No one will deny that Michael Bradley had a dreadful game against Ghana. When the USMNT desperately needed to maintain possession upfield, Bradley gave the ball away with an alarming regularity. That’s not like him, and he’d be the first to say that he needed to be much better against Portugal. He was, but a late mistake has largely overshadowed that performance.
It is a perverse sign of progress that the US is looking for a scapegoat after a draw against Portugal, but some fans are blaming Bradley for the result. Yes, it was Bradley who lost possession in the build-up to Portugal’s stunning equalizer, but the criticism he’s facing is largely an overreaction. Calls for him to be benched are silly.
The US would not have had the lead if not for Michael Bradley’s presence. No, he didn’t have a goal or an assist. He had the bad luck of shooting right at Ricardo Costa on a great chance early in the second half. But consider where that chance came from. Graham Zusi threaded a ball through the channel that found Fabian Johnson, who proceeded to get to the end line with ease. Johnson blew by Miguel Veloso before finding Bradley in the box. Left back is not Veloso’s best position, and it showed. He was put there at halftime when Paulo Bento swapped William Carvalho for Andre Almeida. That substitution was made to stop Bradley.
In the first half, some of the US’s most dangerous play spawned from the combination of Bradley and Clint Dempsey. The two have obvious chemistry, and used it to good effect once the US found a foothold in the first half. Bradley’s long shots did not find their target, but Bento obviously viewed them as cause for concern. Jurgen Klinsmann must have seen Veloso as a weak link in the Portuguese defense, because after he moved to left back, the US found his area of the field again. William largely accomplished his job in limiting the interplay between Bradley and Dempsey, but the American attack shifted its focus to the right flank.

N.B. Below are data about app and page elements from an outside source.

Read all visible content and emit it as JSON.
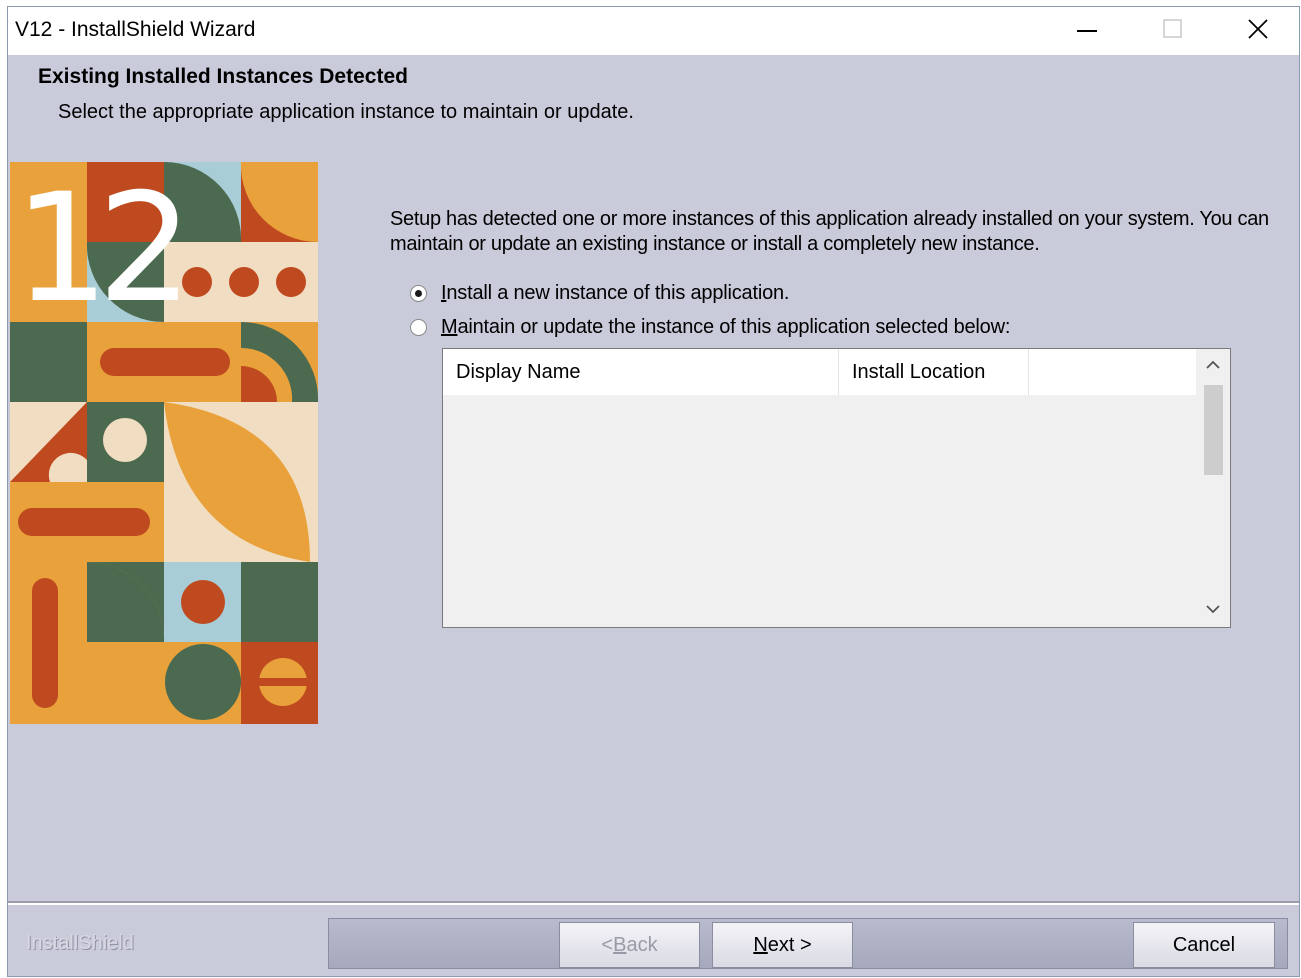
{
  "window": {
    "title": "V12 - InstallShield Wizard",
    "controls": [
      "minimize-icon",
      "maximize-icon",
      "close-icon"
    ]
  },
  "header": {
    "title": "Existing Installed Instances Detected",
    "subtitle": "Select the appropriate application instance to maintain or update."
  },
  "art": {
    "label": "12"
  },
  "body": {
    "description": "Setup has detected one or more instances of this application already installed on your system. You can maintain or update an existing instance or install a completely new instance."
  },
  "options": [
    {
      "mnemonic": "I",
      "rest": "nstall a new instance of this application.",
      "selected": true
    },
    {
      "mnemonic": "M",
      "rest": "aintain or update the instance of this application selected below:",
      "selected": false
    }
  ],
  "instances_table": {
    "columns": [
      "Display Name",
      "Install Location"
    ],
    "rows": []
  },
  "footer": {
    "brand": "InstallShield",
    "back": {
      "prefix": "< ",
      "mnemonic": "B",
      "rest": "ack",
      "enabled": false
    },
    "next": {
      "prefix": "",
      "mnemonic": "N",
      "rest": "ext >",
      "enabled": true
    },
    "cancel": {
      "label": "Cancel",
      "enabled": true
    }
  },
  "colors": {
    "dialog_bg": "#c9cbdb",
    "art_orange": "#e9a23b",
    "art_rust": "#bf4a1f",
    "art_green": "#4b6a4f",
    "art_blue": "#a9cdd6",
    "art_cream": "#f1ddc2"
  }
}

The US got the majority of their second-half chances by exploiting Veloso’s area of the pitch. The corner that led to Jermaine Jones’ rocket equalizer came after Dempsey received a cross from the right and tried to get by his defender. The second goal was almost a repeat of Bradley’s earlier chance: DeAndre Yedlin torched Veloso and was able to get to the touch line to fire in a cross.
This isn’t to imply that Bradley has been stellar by any stretch of the imagination. Losing the ball late is not what you expect from a coach’s son. But he stepped up his game against Portugal. And even if you feel his performance deserves a benching (it doesn’t), who do you replace him with. Much like Jozy Altidore, the US does not have a suitable replacement for Bradley’s role in the team. I love Mix Diskerud, but he is more of an outside creative player, and lacks the graft Bradley brings to his more central position. I wouldn’t mind seeing Diskerud replace Alejandro Bedoya against Germany, but that’s another story entirely.
The US will have to make do with Bradley as the link-up player, and he will have to do better. He’ll have to keep his mistakes to a minimum if Germany are as dangerous as usual. But I’d rather see him against the German midfield than just about anyone else.